Business Rates
Again, all three main parties acknowledge the need to business rates reform.
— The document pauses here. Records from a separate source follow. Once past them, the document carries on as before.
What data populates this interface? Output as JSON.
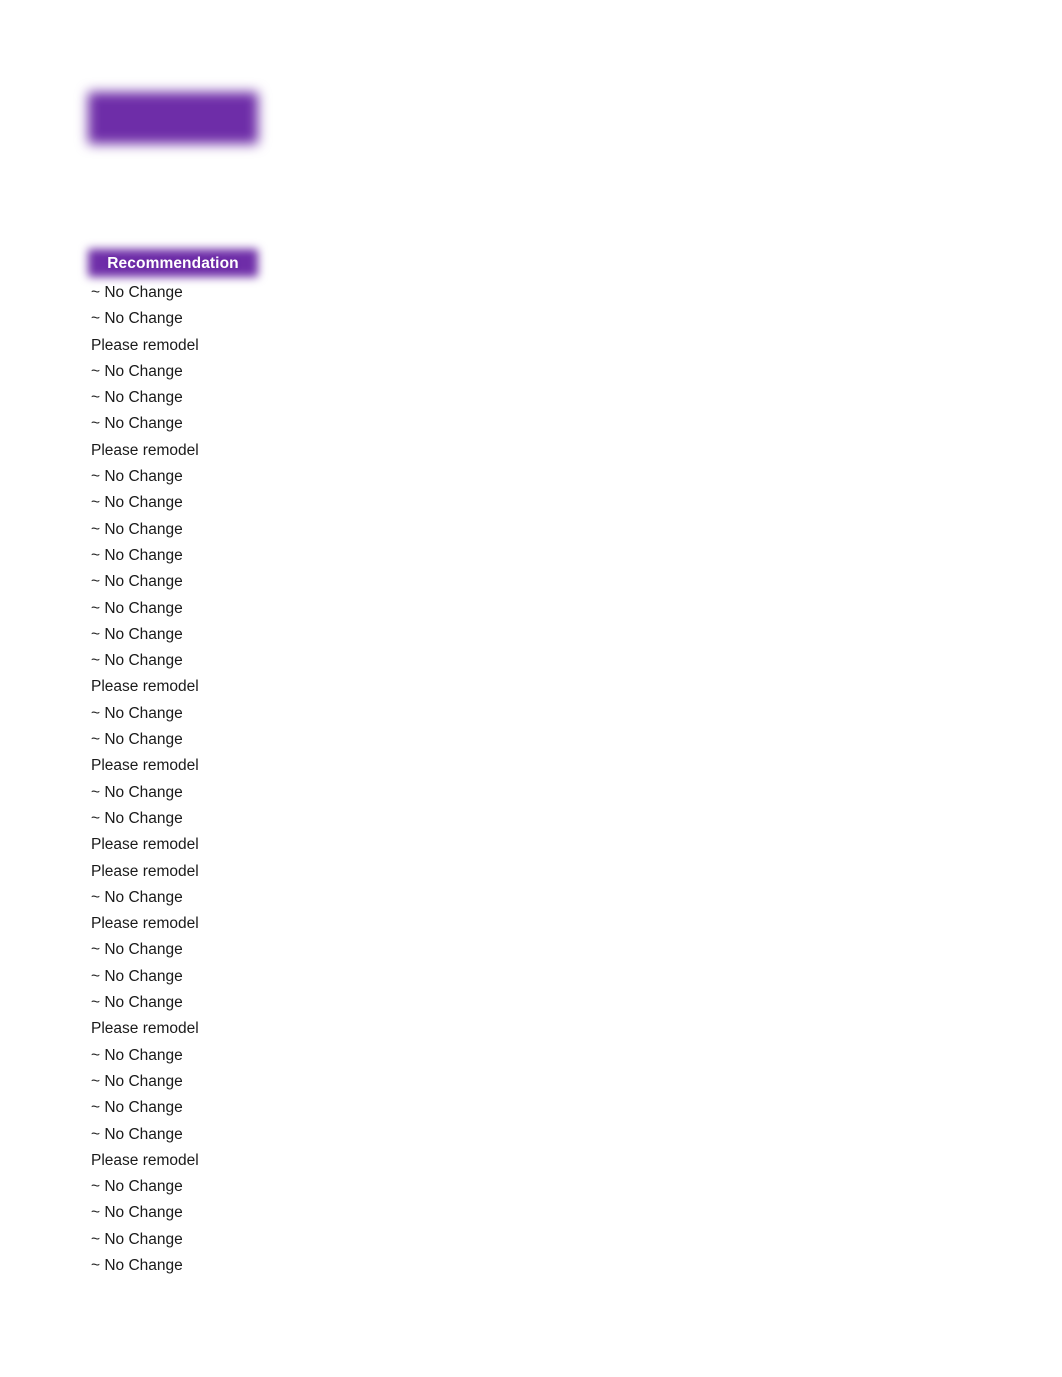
{
  "document": {
    "background_color": "#ffffff",
    "accent_color": "#6E2DA8",
    "text_color": "#1a1a1a"
  },
  "title_banner": {
    "label": "",
    "fill_color": "#6E2DA8",
    "blurred": true
  },
  "column": {
    "header": "Recommendation",
    "header_fill": "#6E2DA8",
    "header_text_color": "#FFFFFF"
  },
  "values": {
    "no_change": "~ No Change",
    "please_remodel": "Please remodel"
  },
  "rows": [
    {
      "recommendation": "~ No Change"
    },
    {
      "recommendation": "~ No Change"
    },
    {
      "recommendation": "Please remodel"
    },
    {
      "recommendation": "~ No Change"
    },
    {
      "recommendation": "~ No Change"
    },
    {
      "recommendation": "~ No Change"
    },
    {
      "recommendation": "Please remodel"
    },
    {
      "recommendation": "~ No Change"
    },
    {
      "recommendation": "~ No Change"
    },
    {
      "recommendation": "~ No Change"
    },
    {
      "recommendation": "~ No Change"
    },
    {
      "recommendation": "~ No Change"
    },
    {
      "recommendation": "~ No Change"
    },
    {
      "recommendation": "~ No Change"
    },
    {
      "recommendation": "~ No Change"
    },
    {
      "recommendation": "Please remodel"
    },
    {
      "recommendation": "~ No Change"
    },
    {
      "recommendation": "~ No Change"
    },
    {
      "recommendation": "Please remodel"
    },
    {
      "recommendation": "~ No Change"
    },
    {
      "recommendation": "~ No Change"
    },
    {
      "recommendation": "Please remodel"
    },
    {
      "recommendation": "Please remodel"
    },
    {
      "recommendation": "~ No Change"
    },
    {
      "recommendation": "Please remodel"
    },
    {
      "recommendation": "~ No Change"
    },
    {
      "recommendation": "~ No Change"
    },
    {
      "recommendation": "~ No Change"
    },
    {
      "recommendation": "Please remodel"
    },
    {
      "recommendation": "~ No Change"
    },
    {
      "recommendation": "~ No Change"
    },
    {
      "recommendation": "~ No Change"
    },
    {
      "recommendation": "~ No Change"
    },
    {
      "recommendation": "Please remodel"
    },
    {
      "recommendation": "~ No Change"
    },
    {
      "recommendation": "~ No Change"
    },
    {
      "recommendation": "~ No Change"
    },
    {
      "recommendation": "~ No Change"
    }
  ],
  "summary": {
    "total_rows": 38,
    "no_change_count": 29,
    "please_remodel_count": 9
  }
}
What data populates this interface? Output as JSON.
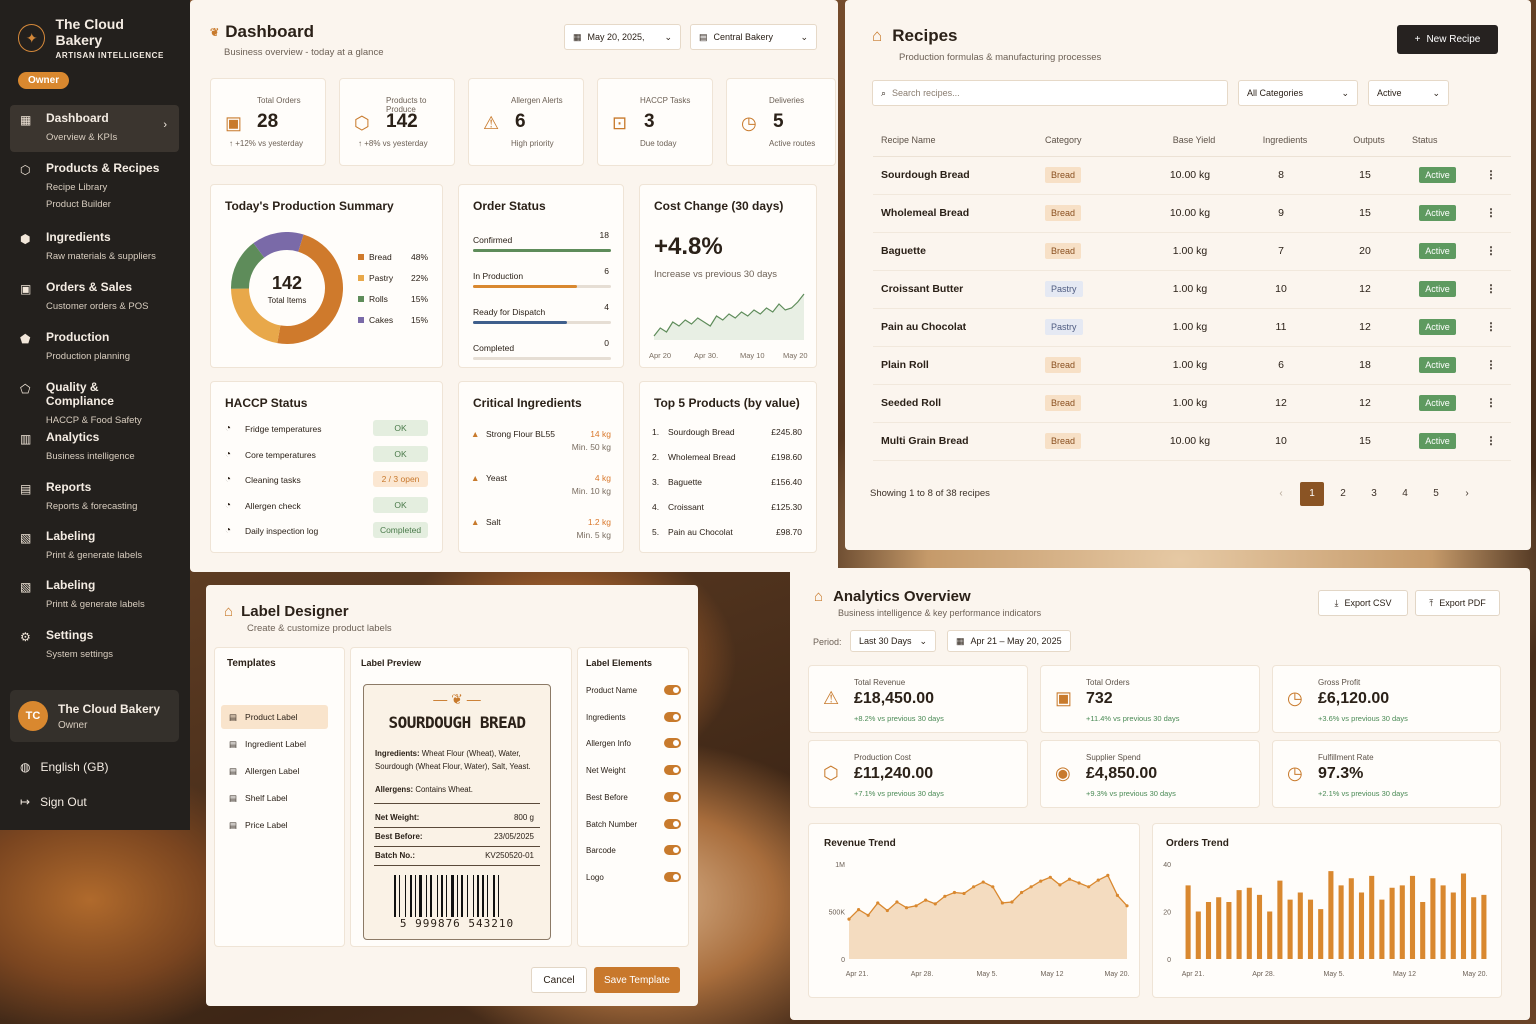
{
  "sidebar": {
    "brand": "The Cloud Bakery",
    "tagline": "ARTISAN INTELLIGENCE",
    "role": "Owner",
    "items": [
      {
        "title": "Dashboard",
        "sub": [
          "Overview & KPIs"
        ],
        "icon": "grid-icon"
      },
      {
        "title": "Products & Recipes",
        "sub": [
          "Recipe Library",
          "Product Builder"
        ],
        "icon": "box-icon"
      },
      {
        "title": "Ingredients",
        "sub": [
          "Raw materials & suppliers"
        ],
        "icon": "ingredient-icon"
      },
      {
        "title": "Orders & Sales",
        "sub": [
          "Customer orders & POS"
        ],
        "icon": "orders-icon"
      },
      {
        "title": "Production",
        "sub": [
          "Production planning"
        ],
        "icon": "production-icon"
      },
      {
        "title": "Quality & Compliance",
        "sub": [
          "HACCP & Food Safety"
        ],
        "icon": "shield-icon"
      },
      {
        "title": "Analytics",
        "sub": [
          "Business intelligence"
        ],
        "icon": "analytics-icon"
      },
      {
        "title": "Reports",
        "sub": [
          "Reports & forecasting"
        ],
        "icon": "reports-icon"
      },
      {
        "title": "Labeling",
        "sub": [
          "Print & generate labels"
        ],
        "icon": "label-icon"
      },
      {
        "title": "Labeling",
        "sub": [
          "Printt & generate labels"
        ],
        "icon": "label-icon"
      },
      {
        "title": "Settings",
        "sub": [
          "System settings"
        ],
        "icon": "gear-icon"
      }
    ],
    "user": {
      "initials": "TC",
      "name": "The Cloud Bakery",
      "role": "Owner"
    },
    "language": "English (GB)",
    "signout": "Sign Out"
  },
  "dashboard": {
    "title": "Dashboard",
    "subtitle": "Business overview - today at a glance",
    "date": "May 20, 2025,",
    "location": "Central Bakery",
    "kpis": [
      {
        "label": "Total Orders",
        "value": "28",
        "note": "↑ +12% vs yesterday"
      },
      {
        "label": "Products to Produce",
        "value": "142",
        "note": "↑ +8% vs yesterday"
      },
      {
        "label": "Allergen Alerts",
        "value": "6",
        "note": "High priority"
      },
      {
        "label": "HACCP Tasks",
        "value": "3",
        "note": "Due today"
      },
      {
        "label": "Deliveries",
        "value": "5",
        "note": "Active routes"
      }
    ],
    "summary": {
      "title": "Today's Production Summary",
      "total": "142",
      "total_label": "Total Items",
      "legend": [
        {
          "name": "Bread",
          "pct": "48%",
          "value": 48,
          "color": "#cf7a2c"
        },
        {
          "name": "Pastry",
          "pct": "22%",
          "value": 22,
          "color": "#e8a84a"
        },
        {
          "name": "Rolls",
          "pct": "15%",
          "value": 15,
          "color": "#5e8c5a"
        },
        {
          "name": "Cakes",
          "pct": "15%",
          "value": 15,
          "color": "#7a6aa8"
        }
      ]
    },
    "order_status": {
      "title": "Order Status",
      "items": [
        {
          "label": "Confirmed",
          "count": "18",
          "fill": 1.0,
          "color": "#5e8c5a"
        },
        {
          "label": "In Production",
          "count": "6",
          "fill": 0.75,
          "color": "#d9882f"
        },
        {
          "label": "Ready for Dispatch",
          "count": "4",
          "fill": 0.68,
          "color": "#3f5f8c"
        },
        {
          "label": "Completed",
          "count": "0",
          "fill": 0,
          "color": "#999"
        }
      ]
    },
    "cost": {
      "title": "Cost Change (30 days)",
      "value": "+4.8%",
      "note": "Increase vs previous 30 days",
      "ticks": [
        "Apr 20",
        "Apr 30.",
        "May 10",
        "May 20"
      ]
    },
    "haccp": {
      "title": "HACCP Status",
      "items": [
        {
          "label": "Fridge temperatures",
          "status": "OK"
        },
        {
          "label": "Core temperatures",
          "status": "OK"
        },
        {
          "label": "Cleaning tasks",
          "status": "2 / 3 open"
        },
        {
          "label": "Allergen check",
          "status": "OK"
        },
        {
          "label": "Daily inspection log",
          "status": "Completed"
        }
      ]
    },
    "critical": {
      "title": "Critical Ingredients",
      "items": [
        {
          "name": "Strong Flour BL55",
          "qty": "14 kg",
          "min": "Min. 50 kg"
        },
        {
          "name": "Yeast",
          "qty": "4 kg",
          "min": "Min. 10 kg"
        },
        {
          "name": "Salt",
          "qty": "1.2 kg",
          "min": "Min. 5 kg"
        }
      ]
    },
    "top5": {
      "title": "Top 5 Products (by value)",
      "items": [
        {
          "rank": "1.",
          "name": "Sourdough Bread",
          "value": "£245.80"
        },
        {
          "rank": "2.",
          "name": "Wholemeal Bread",
          "value": "£198.60"
        },
        {
          "rank": "3.",
          "name": "Baguette",
          "value": "£156.40"
        },
        {
          "rank": "4.",
          "name": "Croissant",
          "value": "£125.30"
        },
        {
          "rank": "5.",
          "name": "Pain au Chocolat",
          "value": "£98.70"
        }
      ]
    }
  },
  "recipes": {
    "title": "Recipes",
    "subtitle": "Production formulas & manufacturing processes",
    "new_button": "New Recipe",
    "search_placeholder": "Search recipes...",
    "category_filter": "All Categories",
    "status_filter": "Active",
    "headers": [
      "Recipe Name",
      "Category",
      "Base Yield",
      "Ingredients",
      "Outputs",
      "Status"
    ],
    "rows": [
      {
        "name": "Sourdough Bread",
        "category": "Bread",
        "yield": "10.00 kg",
        "ingredients": "8",
        "outputs": "15",
        "status": "Active"
      },
      {
        "name": "Wholemeal Bread",
        "category": "Bread",
        "yield": "10.00 kg",
        "ingredients": "9",
        "outputs": "15",
        "status": "Active"
      },
      {
        "name": "Baguette",
        "category": "Bread",
        "yield": "1.00 kg",
        "ingredients": "7",
        "outputs": "20",
        "status": "Active"
      },
      {
        "name": "Croissant Butter",
        "category": "Pastry",
        "yield": "1.00 kg",
        "ingredients": "10",
        "outputs": "12",
        "status": "Active"
      },
      {
        "name": "Pain au Chocolat",
        "category": "Pastry",
        "yield": "1.00 kg",
        "ingredients": "11",
        "outputs": "12",
        "status": "Active"
      },
      {
        "name": "Plain Roll",
        "category": "Bread",
        "yield": "1.00 kg",
        "ingredients": "6",
        "outputs": "18",
        "status": "Active"
      },
      {
        "name": "Seeded Roll",
        "category": "Bread",
        "yield": "1.00 kg",
        "ingredients": "12",
        "outputs": "12",
        "status": "Active"
      },
      {
        "name": "Multi Grain Bread",
        "category": "Bread",
        "yield": "10.00 kg",
        "ingredients": "10",
        "outputs": "15",
        "status": "Active"
      }
    ],
    "showing": "Showing 1 to 8 of 38 recipes",
    "pages": [
      "1",
      "2",
      "3",
      "4",
      "5"
    ],
    "prev": "‹",
    "next": "›"
  },
  "label_designer": {
    "title": "Label Designer",
    "subtitle": "Create & customize product labels",
    "templates_title": "Templates",
    "templates": [
      "Product Label",
      "Ingredient Label",
      "Allergen Label",
      "Shelf Label",
      "Price Label"
    ],
    "preview_title": "Label Preview",
    "product": "SOURDOUGH BREAD",
    "ingredients_label": "Ingredients:",
    "ingredients": "Wheat Flour (Wheat), Water, Sourdough (Wheat Flour, Water), Salt, Yeast.",
    "allergens_label": "Allergens:",
    "allergens": "Contains Wheat.",
    "fields": [
      {
        "k": "Net Weight:",
        "v": "800 g"
      },
      {
        "k": "Best Before:",
        "v": "23/05/2025"
      },
      {
        "k": "Batch No.:",
        "v": "KV250520-01"
      }
    ],
    "barcode_digits": "5 999876 543210",
    "elements_title": "Label Elements",
    "elements": [
      "Product Name",
      "Ingredients",
      "Allergen Info",
      "Net Weight",
      "Best Before",
      "Batch Number",
      "Barcode",
      "Logo"
    ],
    "cancel": "Cancel",
    "save": "Save Template"
  },
  "analytics": {
    "title": "Analytics Overview",
    "subtitle": "Business intelligence & key performance indicators",
    "export_csv": "Export CSV",
    "export_pdf": "Export PDF",
    "period_label": "Period:",
    "period": "Last 30 Days",
    "range": "Apr 21 – May 20, 2025",
    "kpis": [
      {
        "label": "Total Revenue",
        "value": "£18,450.00",
        "note": "+8.2% vs previous 30 days"
      },
      {
        "label": "Total Orders",
        "value": "732",
        "note": "+11.4% vs previous 30 days"
      },
      {
        "label": "Gross Profit",
        "value": "£6,120.00",
        "note": "+3.6% vs previous 30 days"
      },
      {
        "label": "Production Cost",
        "value": "£11,240.00",
        "note": "+7.1% vs previous 30 days"
      },
      {
        "label": "Supplier Spend",
        "value": "£4,850.00",
        "note": "+9.3% vs previous 30 days"
      },
      {
        "label": "Fulfillment Rate",
        "value": "97.3%",
        "note": "+2.1% vs previous 30 days"
      }
    ],
    "revenue_title": "Revenue Trend",
    "orders_title": "Orders Trend"
  },
  "chart_data": [
    {
      "type": "line",
      "title": "Cost Change (30 days)",
      "x": [
        "Apr 20",
        "Apr 30.",
        "May 10",
        "May 20"
      ],
      "values": [
        3.2,
        3.6,
        3.4,
        3.9,
        3.7,
        4.0,
        3.8,
        4.1,
        3.9,
        3.7,
        4.2,
        4.0,
        4.3,
        4.1,
        4.4,
        4.2,
        4.5,
        4.3,
        4.6,
        4.4,
        4.8,
        4.5,
        4.6,
        4.9,
        5.3
      ],
      "color": "#5e8c5a"
    },
    {
      "type": "area",
      "title": "Revenue Trend",
      "xticks": [
        "Apr 21.",
        "Apr 28.",
        "May 5.",
        "May 12",
        "May 20."
      ],
      "yticks": [
        "1M",
        "500K",
        "0"
      ],
      "ylim": [
        0,
        1000000
      ],
      "values": [
        420000,
        520000,
        460000,
        590000,
        510000,
        600000,
        540000,
        560000,
        620000,
        580000,
        660000,
        700000,
        690000,
        760000,
        810000,
        760000,
        590000,
        600000,
        700000,
        760000,
        820000,
        860000,
        780000,
        840000,
        800000,
        760000,
        830000,
        880000,
        670000,
        560000
      ]
    },
    {
      "type": "bar",
      "title": "Orders Trend",
      "xticks": [
        "Apr 21.",
        "Apr 28.",
        "May 5.",
        "May 12",
        "May 20."
      ],
      "yticks": [
        "40",
        "20",
        "0"
      ],
      "ylim": [
        0,
        40
      ],
      "values": [
        31,
        20,
        24,
        26,
        24,
        29,
        30,
        27,
        20,
        33,
        25,
        28,
        25,
        21,
        37,
        31,
        34,
        28,
        35,
        25,
        30,
        31,
        35,
        24,
        34,
        31,
        28,
        36,
        26,
        27
      ]
    }
  ]
}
The Conservatives have committed to a fundamental review of the business rates system and said that they would “further reduce business rates for retail businesses.” Labour would approach the issue by “reviewing the option of a land value tax on commercial landlords as an alternative and develop a retail sector industrial strategy.” The Liberal Democrats would look to replace business rates “with a Commercial Landowner Levy based solely on the land value of commercial sites rather than their entire capital value, thereby stimulating investment, and shifting the burden of taxation from tenants to landowners.”

Sunday Trading
The British luxury sector supports the extension of Sunday trading hours as it puts the international shopping centres of the West End and Knightsbridge at a competitive disadvantage globally.

Neither the Conservatives nor the Liberal Democrats specifically mention Sunday Trading in their manifestos.

Labour say they would keep the current trading restrictions in place.

Tax

The Conservatives have cancelled plans to lower Corporation Tax, keeping it at 19% and have committed to simplifying taxation to make it fairer by “redesigning the tax system so that it boosts growth, wages and investment.” They would put a ‘triple lock’ on taxes, so no increases in income tax, National Insurance or VAT.

Labour would seek radical reform that “will end the unfairness that sees income from wealth taxed at lower rates than income from work” and have also said that they “will launch the biggest ever crackdown on tax avoidance and evasion and reform the inefficient system of tax reliefs.” Labour also guarantee no raise in VAT. Labour also announced the intention for income tax rate of 50% on people earning £125,000 and over, as well as lowering the threshold for the additional income tax rate of 45 % from £150,000 to £80,000.

The Liberal Democrats want to take Corporation Tax to 20% “and keep the rate stable with a predictable future path.” They will also “simplify business taxation to lower administration costs – supporting smaller companies – and reduce opportunities for tax avoidance.” Under the Liberal Democrats capital gains tax-free allowance would be abolished in a move to reduce income generated from wealth as opposed to income.

Please contact Carly von Speyr, Head of Communications, Walpole for further information.